*RECORDS TO PROCESS*

▼

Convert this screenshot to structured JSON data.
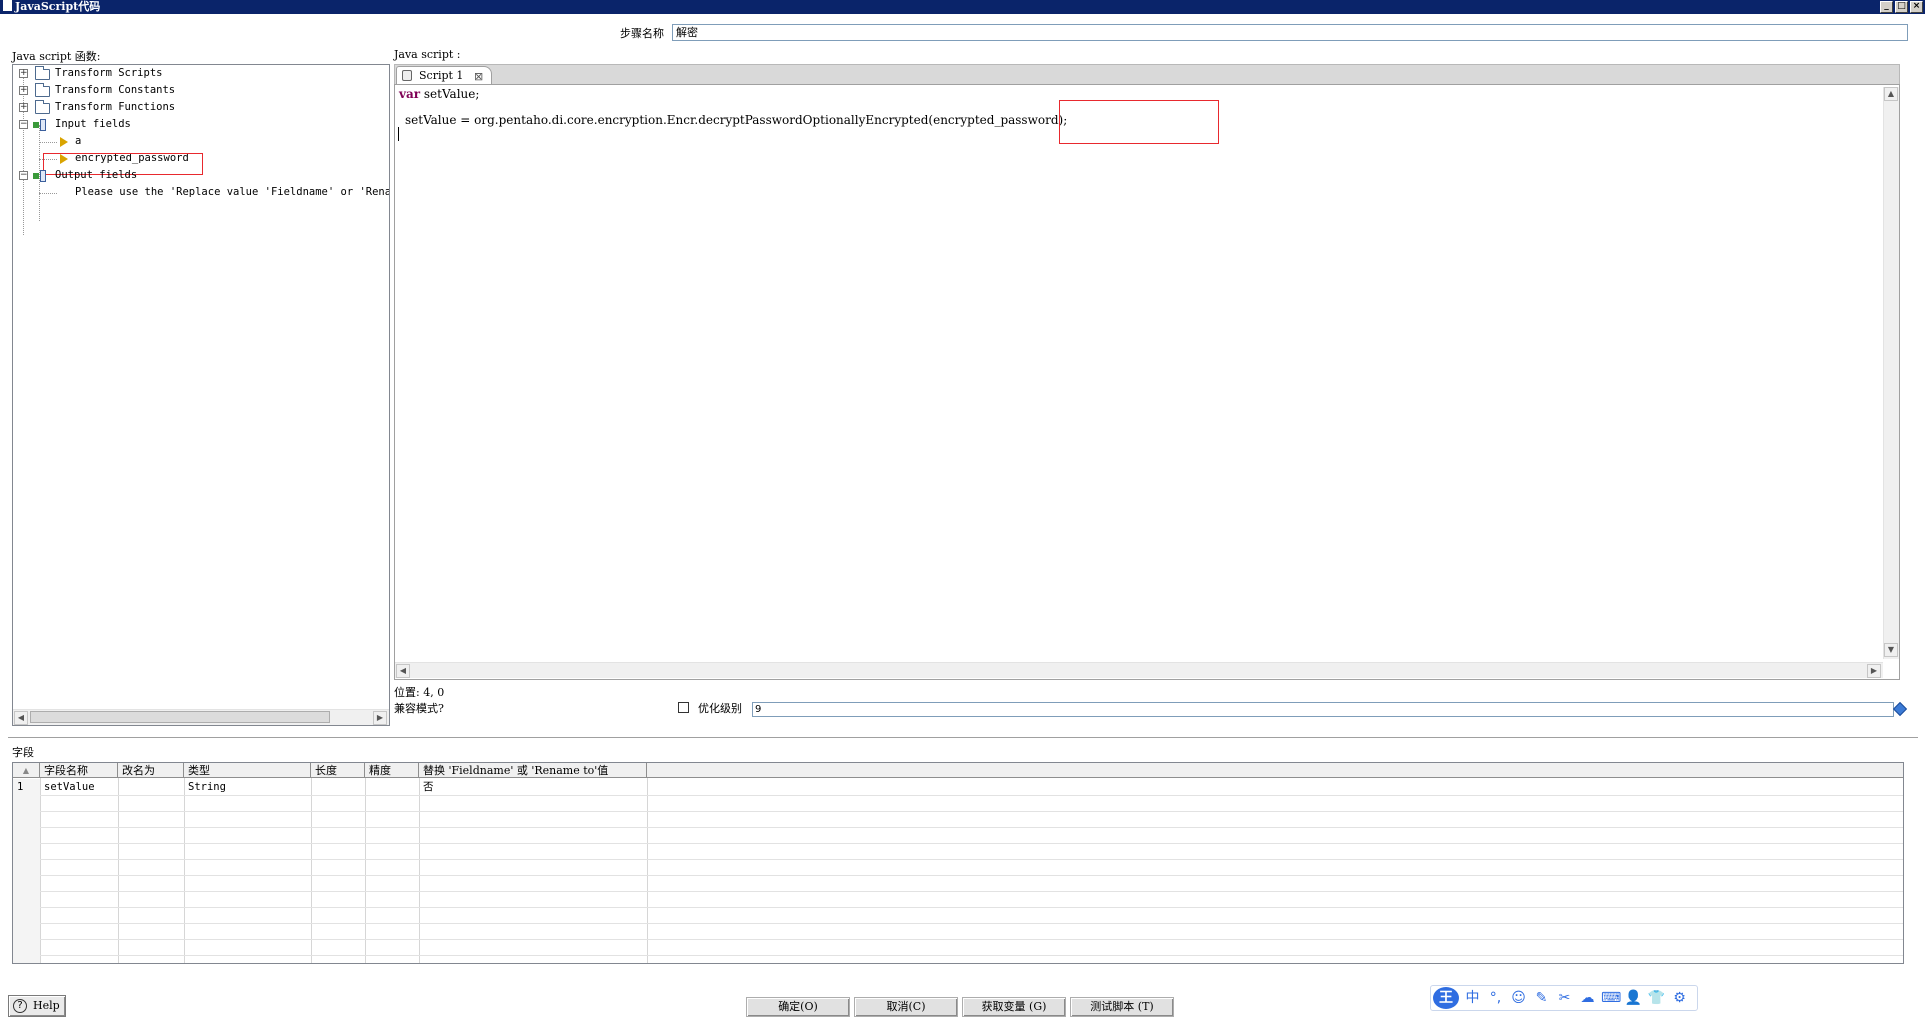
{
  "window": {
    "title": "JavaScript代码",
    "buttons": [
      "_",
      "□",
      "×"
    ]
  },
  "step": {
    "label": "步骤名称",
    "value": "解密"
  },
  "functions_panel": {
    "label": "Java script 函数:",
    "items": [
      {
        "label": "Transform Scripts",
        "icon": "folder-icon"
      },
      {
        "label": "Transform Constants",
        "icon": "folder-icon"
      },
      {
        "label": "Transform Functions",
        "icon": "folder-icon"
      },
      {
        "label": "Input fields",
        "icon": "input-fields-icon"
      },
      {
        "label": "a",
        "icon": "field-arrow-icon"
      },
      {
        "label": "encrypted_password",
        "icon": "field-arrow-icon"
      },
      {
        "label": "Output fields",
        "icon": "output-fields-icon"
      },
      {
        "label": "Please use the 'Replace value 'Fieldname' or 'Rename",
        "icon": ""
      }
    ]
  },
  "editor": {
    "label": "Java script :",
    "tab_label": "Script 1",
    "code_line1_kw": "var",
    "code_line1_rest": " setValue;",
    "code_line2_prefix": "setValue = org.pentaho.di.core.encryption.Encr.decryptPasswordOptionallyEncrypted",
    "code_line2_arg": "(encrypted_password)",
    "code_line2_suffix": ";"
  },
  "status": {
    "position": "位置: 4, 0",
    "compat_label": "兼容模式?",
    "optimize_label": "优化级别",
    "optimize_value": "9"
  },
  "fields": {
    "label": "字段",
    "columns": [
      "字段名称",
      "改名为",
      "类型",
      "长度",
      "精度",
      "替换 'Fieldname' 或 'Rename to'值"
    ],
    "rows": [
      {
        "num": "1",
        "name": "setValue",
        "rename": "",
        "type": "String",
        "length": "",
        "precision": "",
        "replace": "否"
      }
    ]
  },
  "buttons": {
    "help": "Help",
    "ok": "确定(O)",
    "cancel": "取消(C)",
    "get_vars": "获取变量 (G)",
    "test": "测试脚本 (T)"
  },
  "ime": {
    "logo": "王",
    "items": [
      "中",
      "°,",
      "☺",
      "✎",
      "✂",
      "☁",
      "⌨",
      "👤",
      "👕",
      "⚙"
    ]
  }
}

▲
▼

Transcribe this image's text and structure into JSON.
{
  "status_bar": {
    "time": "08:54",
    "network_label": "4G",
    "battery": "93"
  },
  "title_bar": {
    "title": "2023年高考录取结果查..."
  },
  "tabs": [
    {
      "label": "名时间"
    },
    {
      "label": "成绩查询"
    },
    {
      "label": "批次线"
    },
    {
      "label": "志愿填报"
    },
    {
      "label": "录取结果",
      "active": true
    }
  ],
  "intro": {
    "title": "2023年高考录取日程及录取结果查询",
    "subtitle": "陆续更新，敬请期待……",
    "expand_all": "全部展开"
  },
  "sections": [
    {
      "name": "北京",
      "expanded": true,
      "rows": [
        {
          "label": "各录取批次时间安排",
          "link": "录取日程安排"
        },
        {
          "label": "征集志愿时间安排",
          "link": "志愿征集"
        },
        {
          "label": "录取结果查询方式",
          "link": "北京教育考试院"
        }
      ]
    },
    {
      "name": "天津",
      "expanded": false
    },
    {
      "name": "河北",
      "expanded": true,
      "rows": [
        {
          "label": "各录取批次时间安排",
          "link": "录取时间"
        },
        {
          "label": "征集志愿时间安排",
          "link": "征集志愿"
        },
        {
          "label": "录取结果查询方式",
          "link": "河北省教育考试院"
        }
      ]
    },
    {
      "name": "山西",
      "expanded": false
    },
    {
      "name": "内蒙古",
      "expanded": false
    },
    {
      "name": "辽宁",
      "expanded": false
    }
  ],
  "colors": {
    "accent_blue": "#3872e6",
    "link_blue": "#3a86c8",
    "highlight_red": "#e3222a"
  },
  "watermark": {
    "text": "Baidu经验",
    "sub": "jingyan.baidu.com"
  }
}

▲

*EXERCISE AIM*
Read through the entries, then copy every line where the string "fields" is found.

*RESULT OF THE EXERCISE*
        "label": "Input fields",
        "icon": "input-fields-icon"
        "label": "Output fields",
        "icon": "output-fields-icon"
  "fields": {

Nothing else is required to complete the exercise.